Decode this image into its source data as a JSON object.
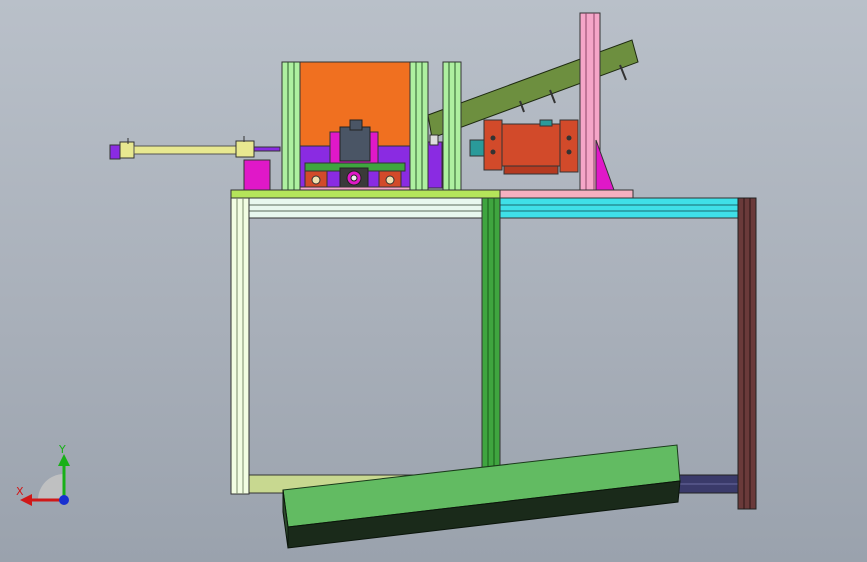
{
  "viewport": {
    "background_top": "#b9c0c9",
    "background_bottom": "#9aa2ad"
  },
  "triad": {
    "x_label": "X",
    "y_label": "Y",
    "x_color": "#d01818",
    "y_color": "#18b018",
    "z_color": "#1830d0"
  },
  "model": {
    "colors": {
      "frame_left": "#f2fde2",
      "frame_mid": "#3fa53f",
      "frame_right": "#6a3a3a",
      "top_beam_cyan": "#3fe0e8",
      "top_plate": "#b5e55a",
      "hopper_orange": "#f07020",
      "pillar_green": "#aef0a0",
      "motor_red": "#d24a2a",
      "chute_olive": "#6d8f3f",
      "pink_post": "#f5a6c8",
      "magenta": "#e018c8",
      "purple_block": "#8a2be2",
      "cylinder_yellow": "#e8e890",
      "floor_board": "#62bb62"
    }
  }
}
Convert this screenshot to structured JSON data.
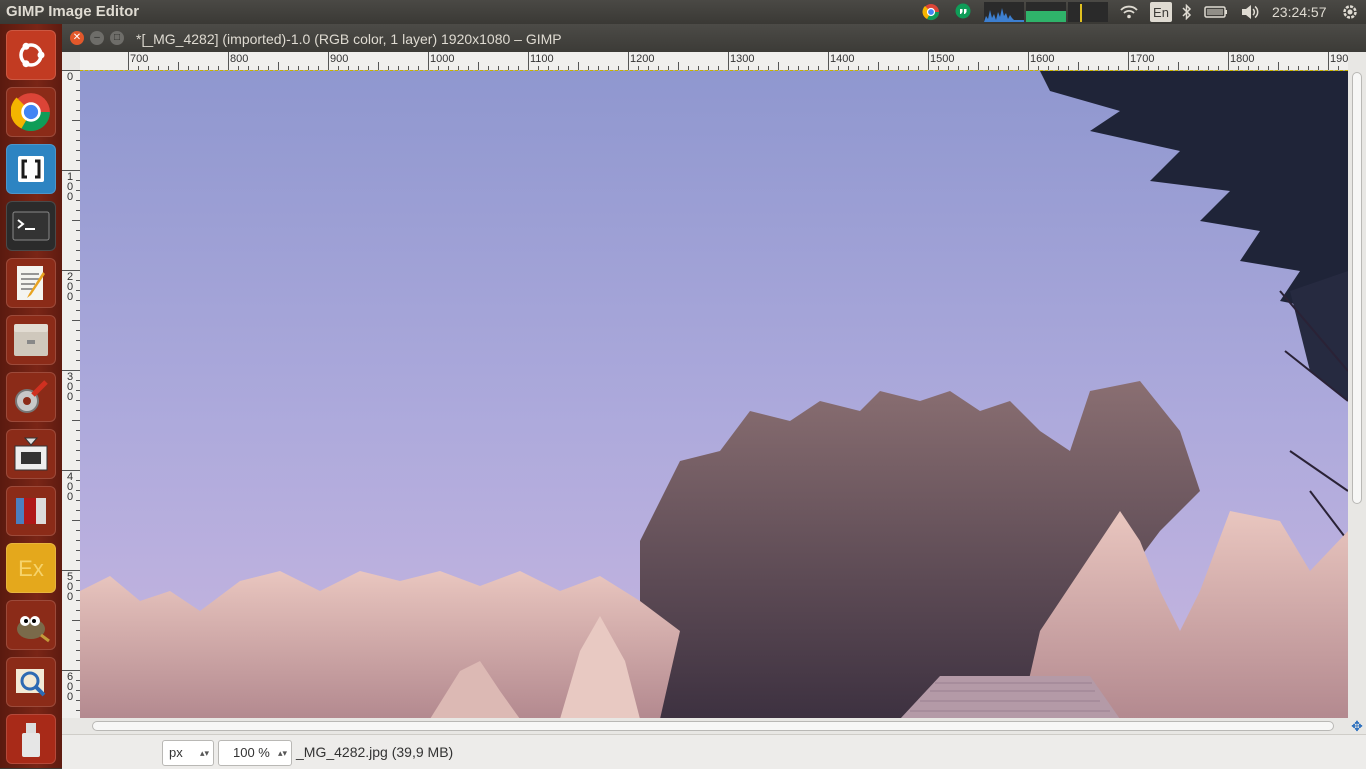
{
  "topbar": {
    "app_title": "GIMP Image Editor",
    "keyboard_layout": "En",
    "clock": "23:24:57"
  },
  "window": {
    "title": "*[_MG_4282] (imported)-1.0 (RGB color, 1 layer) 1920x1080 – GIMP"
  },
  "ruler": {
    "h_labels": [
      "700",
      "800",
      "900",
      "1000",
      "1100",
      "1200",
      "1300",
      "1400",
      "1500",
      "1600",
      "1700",
      "1800",
      "190"
    ],
    "v_labels": [
      "0",
      "100",
      "200",
      "300",
      "400",
      "500",
      "600"
    ]
  },
  "status": {
    "unit": "px",
    "zoom": "100 %",
    "file_info": "_MG_4282.jpg (39,9 MB)"
  },
  "launcher": {
    "icons": [
      "ubuntu-dash-icon",
      "chrome-icon",
      "brackets-icon",
      "terminal-icon",
      "text-editor-icon",
      "files-icon",
      "system-settings-icon",
      "software-updater-icon",
      "app-icon",
      "exaile-icon",
      "gimp-icon",
      "image-viewer-icon",
      "usb-drive-icon"
    ]
  },
  "colors": {
    "launcher_bg": "#7a2516",
    "panel_bg": "#3c3b37",
    "sky_top": "#8f97cf",
    "sky_bottom": "#c2b4e0"
  }
}
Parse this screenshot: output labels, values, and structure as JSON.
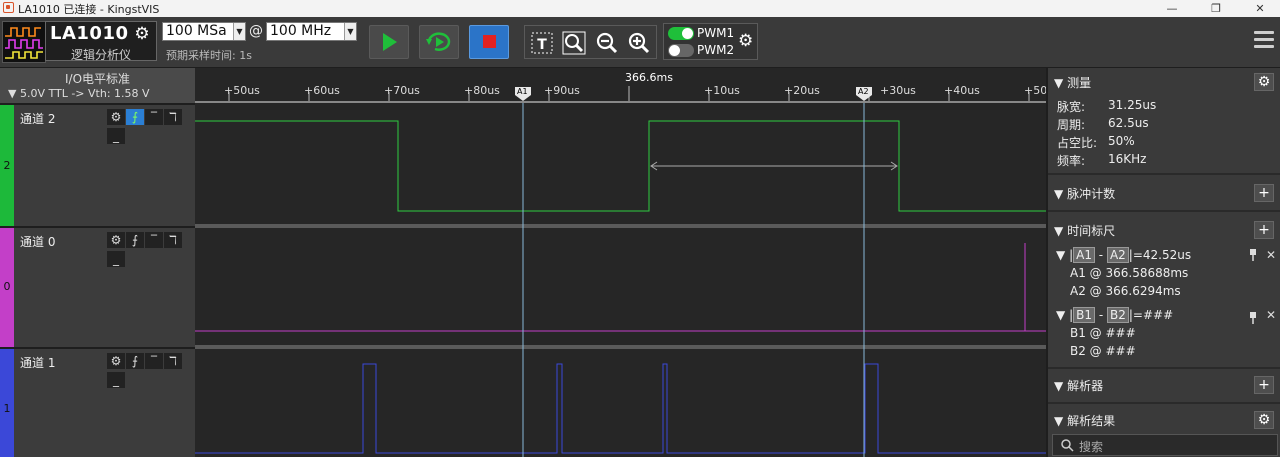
{
  "window": {
    "title": "LA1010 已连接 - KingstVIS",
    "minimize": "—",
    "restore": "❐",
    "close": "✕"
  },
  "toolbar": {
    "device_name": "LA1010",
    "device_subtitle": "逻辑分析仪",
    "sample_rate": "100 MSa",
    "at": "@",
    "frequency": "100 MHz",
    "pretime_label": "预期采样时间: 1s",
    "pwm1": "PWM1",
    "pwm2": "PWM2",
    "pwm1_on": true,
    "pwm2_on": false,
    "colors": {
      "start": "#1fbf3a",
      "stop": "#e22222",
      "stop_bg": "#2b74c8"
    }
  },
  "left": {
    "io_label": "I/O电平标准",
    "voltage": "▼ 5.0V TTL -> Vth: 1.58 V"
  },
  "channels": [
    {
      "name": "通道 2",
      "number": "2",
      "color": "#1db93a"
    },
    {
      "name": "通道 0",
      "number": "0",
      "color": "#c33fc8"
    },
    {
      "name": "通道 1",
      "number": "1",
      "color": "#3b48d8"
    }
  ],
  "ruler": {
    "center_time": "366.6ms",
    "ticks": [
      "+50us",
      "+60us",
      "+70us",
      "+80us",
      "+90us",
      "+10us",
      "+20us",
      "+30us",
      "+40us",
      "+50"
    ],
    "cursors": [
      "A1",
      "A2"
    ]
  },
  "right": {
    "measure_title": "测量",
    "measurements": [
      {
        "k": "脉宽:",
        "v": "31.25us"
      },
      {
        "k": "周期:",
        "v": "62.5us"
      },
      {
        "k": "占空比:",
        "v": "50%"
      },
      {
        "k": "频率:",
        "v": "16KHz"
      }
    ],
    "pulse_title": "脉冲计数",
    "timescale_title": "时间标尺",
    "a_pair": {
      "left": "A1",
      "right": "A2",
      "prefix": "|",
      "sep": "-",
      "value": "|=42.52us",
      "a1": "A1 @ 366.58688ms",
      "a2": "A2 @ 366.6294ms"
    },
    "b_pair": {
      "left": "B1",
      "right": "B2",
      "prefix": "|",
      "sep": "-",
      "value": "|=###",
      "b1": "B1 @ ###",
      "b2": "B2 @ ###"
    },
    "decoder_title": "解析器",
    "result_title": "解析结果",
    "search_placeholder": "搜索",
    "add": "+",
    "gear": "⚙",
    "expand": "▼",
    "pin": "📍",
    "remove": "✕"
  }
}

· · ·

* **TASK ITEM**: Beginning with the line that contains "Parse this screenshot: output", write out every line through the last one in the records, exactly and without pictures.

* **SOLUTION FOR THIS EXERCISE**:
Parse this screenshot: output labels, values, and structure as JSON.
{
  "window": {
    "title": "LA1010 已连接 - KingstVIS",
    "minimize": "—",
    "restore": "❐",
    "close": "✕"
  },
  "toolbar": {
    "device_name": "LA1010",
    "device_subtitle": "逻辑分析仪",
    "sample_rate": "100 MSa",
    "at": "@",
    "frequency": "100 MHz",
    "pretime_label": "预期采样时间: 1s",
    "pwm1": "PWM1",
    "pwm2": "PWM2",
    "pwm1_on": true,
    "pwm2_on": false,
    "colors": {
      "start": "#1fbf3a",
      "stop": "#e22222",
      "stop_bg": "#2b74c8"
    }
  },
  "left": {
    "io_label": "I/O电平标准",
    "voltage": "▼ 5.0V TTL -> Vth: 1.58 V"
  },
  "channels": [
    {
      "name": "通道 2",
      "number": "2",
      "color": "#1db93a"
    },
    {
      "name": "通道 0",
      "number": "0",
      "color": "#c33fc8"
    },
    {
      "name": "通道 1",
      "number": "1",
      "color": "#3b48d8"
    }
  ],
  "ruler": {
    "center_time": "366.6ms",
    "ticks": [
      "+50us",
      "+60us",
      "+70us",
      "+80us",
      "+90us",
      "+10us",
      "+20us",
      "+30us",
      "+40us",
      "+50"
    ],
    "cursors": [
      "A1",
      "A2"
    ]
  },
  "right": {
    "measure_title": "测量",
    "measurements": [
      {
        "k": "脉宽:",
        "v": "31.25us"
      },
      {
        "k": "周期:",
        "v": "62.5us"
      },
      {
        "k": "占空比:",
        "v": "50%"
      },
      {
        "k": "频率:",
        "v": "16KHz"
      }
    ],
    "pulse_title": "脉冲计数",
    "timescale_title": "时间标尺",
    "a_pair": {
      "left": "A1",
      "right": "A2",
      "prefix": "|",
      "sep": "-",
      "value": "|=42.52us",
      "a1": "A1 @ 366.58688ms",
      "a2": "A2 @ 366.6294ms"
    },
    "b_pair": {
      "left": "B1",
      "right": "B2",
      "prefix": "|",
      "sep": "-",
      "value": "|=###",
      "b1": "B1 @ ###",
      "b2": "B2 @ ###"
    },
    "decoder_title": "解析器",
    "result_title": "解析结果",
    "search_placeholder": "搜索",
    "add": "+",
    "gear": "⚙",
    "expand": "▼",
    "pin": "📍",
    "remove": "✕"
  }
}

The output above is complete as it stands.